In Her Shoes: On July 15, you’ll be hosting an event entitled, “The Empowerment Social.” It’s been described as a “party with an agenda,” in which you are bringing together dynamic people to talk more about manifesting goals for their career and business. Without giving too much more away, what else can those attending expect?
Kimberly: I’ve been trying to find a way to bring personal and professional development to my community in a way that is fun. Not everyone is able to attend conferences, meetings, or find mentors to help them get ahead in their careers — but people always make time for day parties, right?
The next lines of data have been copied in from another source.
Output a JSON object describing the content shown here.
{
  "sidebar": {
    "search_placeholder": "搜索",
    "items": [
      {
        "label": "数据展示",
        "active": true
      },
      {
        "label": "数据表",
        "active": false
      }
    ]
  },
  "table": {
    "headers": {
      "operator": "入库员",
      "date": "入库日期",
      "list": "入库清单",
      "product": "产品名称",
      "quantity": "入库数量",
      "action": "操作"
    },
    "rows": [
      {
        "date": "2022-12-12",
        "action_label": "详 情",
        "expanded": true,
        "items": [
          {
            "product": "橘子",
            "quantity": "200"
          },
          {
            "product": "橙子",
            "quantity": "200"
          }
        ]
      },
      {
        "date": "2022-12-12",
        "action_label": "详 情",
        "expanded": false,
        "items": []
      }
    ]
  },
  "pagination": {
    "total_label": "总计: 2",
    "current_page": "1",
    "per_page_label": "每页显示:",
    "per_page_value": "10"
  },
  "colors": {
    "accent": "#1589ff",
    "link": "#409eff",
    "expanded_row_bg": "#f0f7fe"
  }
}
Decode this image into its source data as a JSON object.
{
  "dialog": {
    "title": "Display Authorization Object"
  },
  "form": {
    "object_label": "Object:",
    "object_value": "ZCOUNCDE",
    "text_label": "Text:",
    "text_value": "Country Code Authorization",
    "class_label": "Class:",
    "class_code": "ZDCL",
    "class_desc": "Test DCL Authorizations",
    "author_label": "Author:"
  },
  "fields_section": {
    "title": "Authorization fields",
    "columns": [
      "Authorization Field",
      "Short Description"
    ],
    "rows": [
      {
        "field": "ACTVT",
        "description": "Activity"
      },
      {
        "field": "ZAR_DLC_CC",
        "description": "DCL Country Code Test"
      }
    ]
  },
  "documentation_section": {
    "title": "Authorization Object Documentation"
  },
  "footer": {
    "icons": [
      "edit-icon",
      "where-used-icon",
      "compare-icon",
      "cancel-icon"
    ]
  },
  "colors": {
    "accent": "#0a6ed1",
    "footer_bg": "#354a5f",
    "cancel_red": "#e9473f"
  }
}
In-between the normal day-party scene there will be 5-10 minute talks from experts in personal and career development, entrepreneurship, and fitness giving actionable tips and tricks to do more, be more, and achieve more in your life. My goal is that attendees will leave “The Empowerment Social” not only feeling motivated — but they will be able to determine the next step they need to take in order to reach their goals… all while having fun at a day party.
Also, I wanted this event to be super affordable. When people think about professional development opportunities, there is generally a big price tag attached to it; this event is only $25 for early bird tickets and $35 for general admission. Professionals at various stages of their careers will be able to attend — and who knows, there may even be some recruiters in the room looking to hire.
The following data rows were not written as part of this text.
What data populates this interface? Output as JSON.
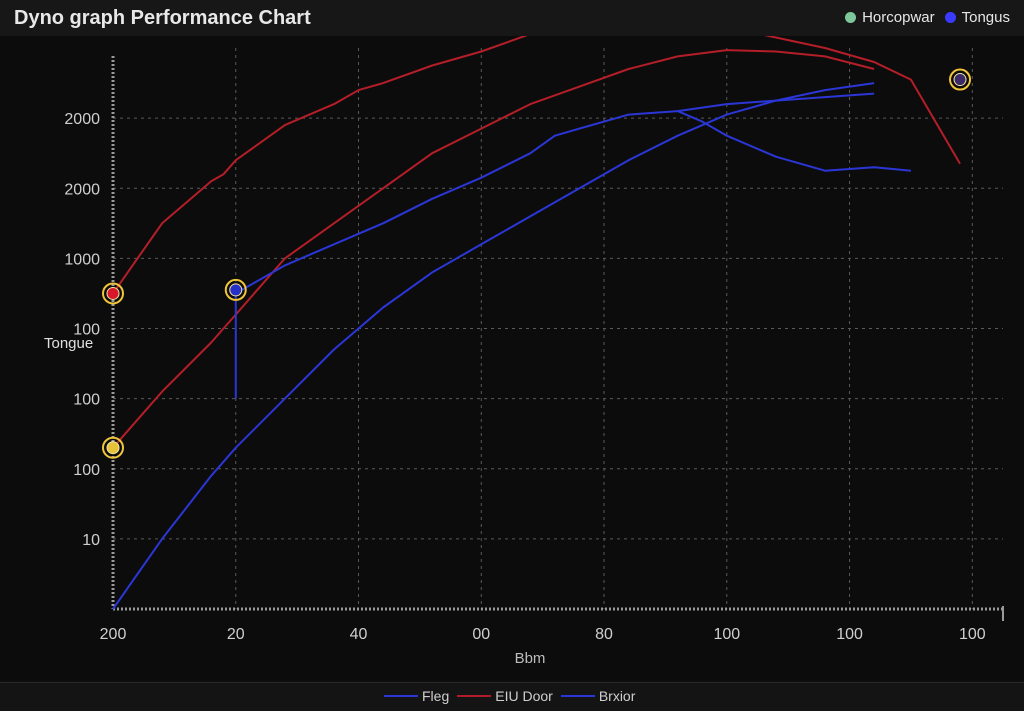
{
  "header": {
    "title": "Dyno graph Performance Chart",
    "legend": [
      {
        "label": "Horcopwar",
        "color": "#7fc79a"
      },
      {
        "label": "Tongus",
        "color": "#3b3bff"
      }
    ]
  },
  "footer": {
    "legend": [
      {
        "label": "Fleg",
        "color": "#2b36d6"
      },
      {
        "label": "EIU Door",
        "color": "#b31b2a"
      },
      {
        "label": "Brxior",
        "color": "#2b36d6"
      }
    ]
  },
  "chart_data": {
    "type": "line",
    "title": "Dyno graph Performance Chart",
    "xlabel": "Bbm",
    "ylabel": "Tongue",
    "x_ticks": [
      "200",
      "20",
      "40",
      "00",
      "80",
      "100",
      "100",
      "100"
    ],
    "y_ticks": [
      "10",
      "100",
      "100",
      "100",
      "1000",
      "2000",
      "2000"
    ],
    "xlim": [
      0,
      7.25
    ],
    "ylim": [
      -1,
      7
    ],
    "grid": true,
    "legend_position": "top-right",
    "series": [
      {
        "color": "#b41e28",
        "x": [
          0,
          0.4,
          0.8,
          0.9,
          1.0,
          1.4,
          1.8,
          2.0,
          2.2,
          2.6,
          3.0,
          3.4,
          3.6,
          3.8,
          4.2,
          4.4,
          4.6,
          5.0,
          5.4,
          5.8,
          6.2,
          6.5,
          6.9
        ],
        "y": [
          3.5,
          4.5,
          5.1,
          5.2,
          5.4,
          5.9,
          6.2,
          6.4,
          6.5,
          6.75,
          6.95,
          7.2,
          7.4,
          7.45,
          7.5,
          7.45,
          7.4,
          7.3,
          7.15,
          7.0,
          6.8,
          6.55,
          5.35
        ]
      },
      {
        "color": "#b41e28",
        "x": [
          0,
          0.4,
          0.8,
          1.0,
          1.4,
          1.8,
          2.2,
          2.6,
          3.0,
          3.4,
          3.8,
          4.2,
          4.6,
          5.0,
          5.4,
          5.8,
          6.2
        ],
        "y": [
          1.3,
          2.1,
          2.8,
          3.2,
          4.0,
          4.5,
          5.0,
          5.5,
          5.85,
          6.2,
          6.45,
          6.7,
          6.88,
          6.97,
          6.95,
          6.88,
          6.7
        ]
      },
      {
        "color": "#2b36d6",
        "x": [
          1.0,
          1.0,
          1.1,
          1.4,
          1.8,
          2.2,
          2.6,
          3.0,
          3.4,
          3.6,
          3.8,
          4.2,
          4.6,
          5.0,
          5.4,
          5.8,
          6.2
        ],
        "y": [
          2.0,
          3.5,
          3.6,
          3.9,
          4.2,
          4.5,
          4.85,
          5.15,
          5.5,
          5.75,
          5.85,
          6.05,
          6.1,
          6.2,
          6.25,
          6.3,
          6.35
        ]
      },
      {
        "color": "#2b36d6",
        "x": [
          4.6,
          4.8,
          5.0,
          5.4,
          5.8,
          6.2,
          6.5
        ],
        "y": [
          6.1,
          5.95,
          5.75,
          5.45,
          5.25,
          5.3,
          5.25
        ]
      },
      {
        "color": "#2b36d6",
        "x": [
          0,
          0.4,
          0.8,
          1.0,
          1.4,
          1.8,
          2.2,
          2.6,
          3.0,
          3.4,
          3.8,
          4.2,
          4.6,
          5.0,
          5.4,
          5.8,
          6.2
        ],
        "y": [
          -1.0,
          0.0,
          0.9,
          1.3,
          2.0,
          2.7,
          3.3,
          3.8,
          4.2,
          4.6,
          5.0,
          5.4,
          5.75,
          6.05,
          6.25,
          6.4,
          6.5
        ]
      }
    ],
    "markers": [
      {
        "x": 0,
        "y": 3.5,
        "fill": "#d8182a"
      },
      {
        "x": 0,
        "y": 1.3,
        "fill": "#e6c23a"
      },
      {
        "x": 1.0,
        "y": 3.55,
        "fill": "#2430c8"
      },
      {
        "x": 6.9,
        "y": 6.55,
        "fill": "#3a2a6a"
      }
    ]
  }
}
Recruiting a workforce of diverse professionals is also a known struggle for many employers, so I’ve also partnered with Jopwell and National Sales Network for this event. They both understand millennials needs/interest and are interested in connecting minorities with professional development and career opportunities.
In Her Shoes: Seeing that this particular event is located in Harlem, do you plan on expanding to other cities soon? Is so, which ones are on your agenda?
Kimberly: At this time, I haven’t made any plans to expand in the next year to other cities, but I’m hoping by year two that we will be able to do something in Atlanta, Charlotte, or even Miami. My immediate goal is to host this event twice a year (June/July and December/January).